| Instructions to follow |
The records sit below. Return every line in them that holds the word "icon".

| Data items |

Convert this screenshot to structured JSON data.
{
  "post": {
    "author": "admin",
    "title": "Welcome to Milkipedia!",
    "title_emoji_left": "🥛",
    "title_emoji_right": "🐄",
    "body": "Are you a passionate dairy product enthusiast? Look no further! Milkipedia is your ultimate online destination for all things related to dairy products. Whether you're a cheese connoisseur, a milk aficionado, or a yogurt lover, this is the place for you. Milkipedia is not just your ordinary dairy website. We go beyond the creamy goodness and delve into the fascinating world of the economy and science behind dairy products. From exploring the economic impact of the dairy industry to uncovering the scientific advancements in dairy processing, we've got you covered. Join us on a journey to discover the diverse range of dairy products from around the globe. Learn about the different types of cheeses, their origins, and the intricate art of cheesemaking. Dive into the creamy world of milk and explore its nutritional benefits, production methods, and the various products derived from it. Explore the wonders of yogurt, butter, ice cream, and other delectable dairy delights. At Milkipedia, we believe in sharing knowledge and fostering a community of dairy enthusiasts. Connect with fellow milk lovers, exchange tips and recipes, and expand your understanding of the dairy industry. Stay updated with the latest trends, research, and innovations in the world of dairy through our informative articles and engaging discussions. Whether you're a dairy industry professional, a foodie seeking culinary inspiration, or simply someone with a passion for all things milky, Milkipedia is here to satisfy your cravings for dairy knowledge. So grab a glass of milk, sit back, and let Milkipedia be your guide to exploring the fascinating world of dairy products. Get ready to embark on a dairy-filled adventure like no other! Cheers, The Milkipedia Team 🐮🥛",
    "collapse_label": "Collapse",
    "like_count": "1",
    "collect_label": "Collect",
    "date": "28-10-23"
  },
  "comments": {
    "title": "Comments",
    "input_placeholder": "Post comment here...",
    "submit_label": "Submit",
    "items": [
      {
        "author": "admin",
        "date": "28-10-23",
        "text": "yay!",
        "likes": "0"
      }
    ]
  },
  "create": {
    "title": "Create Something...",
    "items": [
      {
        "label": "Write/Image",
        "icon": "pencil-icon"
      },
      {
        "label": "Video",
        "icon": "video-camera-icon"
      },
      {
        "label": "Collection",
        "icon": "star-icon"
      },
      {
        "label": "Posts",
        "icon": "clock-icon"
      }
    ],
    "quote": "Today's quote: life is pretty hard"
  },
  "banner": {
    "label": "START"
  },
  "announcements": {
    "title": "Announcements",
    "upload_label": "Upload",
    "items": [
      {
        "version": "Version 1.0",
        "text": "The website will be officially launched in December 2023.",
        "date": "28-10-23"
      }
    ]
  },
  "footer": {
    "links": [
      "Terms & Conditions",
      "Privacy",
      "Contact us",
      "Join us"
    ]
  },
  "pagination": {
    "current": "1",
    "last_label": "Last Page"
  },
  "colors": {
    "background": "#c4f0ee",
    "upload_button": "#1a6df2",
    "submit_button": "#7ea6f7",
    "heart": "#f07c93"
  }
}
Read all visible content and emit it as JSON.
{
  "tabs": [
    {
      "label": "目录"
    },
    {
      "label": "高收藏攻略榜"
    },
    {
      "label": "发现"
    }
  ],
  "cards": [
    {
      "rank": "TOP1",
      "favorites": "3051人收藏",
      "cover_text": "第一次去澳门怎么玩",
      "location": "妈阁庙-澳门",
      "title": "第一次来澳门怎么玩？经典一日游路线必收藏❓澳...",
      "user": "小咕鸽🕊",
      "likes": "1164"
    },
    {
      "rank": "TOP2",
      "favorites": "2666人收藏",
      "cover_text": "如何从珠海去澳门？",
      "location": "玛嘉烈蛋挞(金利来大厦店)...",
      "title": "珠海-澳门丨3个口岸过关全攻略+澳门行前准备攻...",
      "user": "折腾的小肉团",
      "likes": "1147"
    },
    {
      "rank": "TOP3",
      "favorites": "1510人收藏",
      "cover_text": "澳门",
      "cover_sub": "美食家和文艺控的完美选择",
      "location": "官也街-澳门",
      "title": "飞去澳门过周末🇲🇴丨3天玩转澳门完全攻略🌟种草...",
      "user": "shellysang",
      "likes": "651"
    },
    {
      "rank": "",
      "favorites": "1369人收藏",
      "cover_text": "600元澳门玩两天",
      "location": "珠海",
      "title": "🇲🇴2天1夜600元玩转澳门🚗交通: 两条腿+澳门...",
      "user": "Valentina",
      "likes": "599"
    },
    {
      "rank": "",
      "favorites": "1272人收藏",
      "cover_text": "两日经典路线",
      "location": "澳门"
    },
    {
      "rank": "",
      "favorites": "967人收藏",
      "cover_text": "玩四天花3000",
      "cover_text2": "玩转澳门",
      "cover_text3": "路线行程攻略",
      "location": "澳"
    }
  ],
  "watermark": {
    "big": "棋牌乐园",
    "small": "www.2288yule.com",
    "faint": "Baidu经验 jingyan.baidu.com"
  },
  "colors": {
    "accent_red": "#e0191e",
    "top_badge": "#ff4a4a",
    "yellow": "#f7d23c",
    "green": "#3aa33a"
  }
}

| Output below |
        "icon": "pencil-icon"
        "icon": "video-camera-icon"
        "icon": "star-icon"
        "icon": "clock-icon"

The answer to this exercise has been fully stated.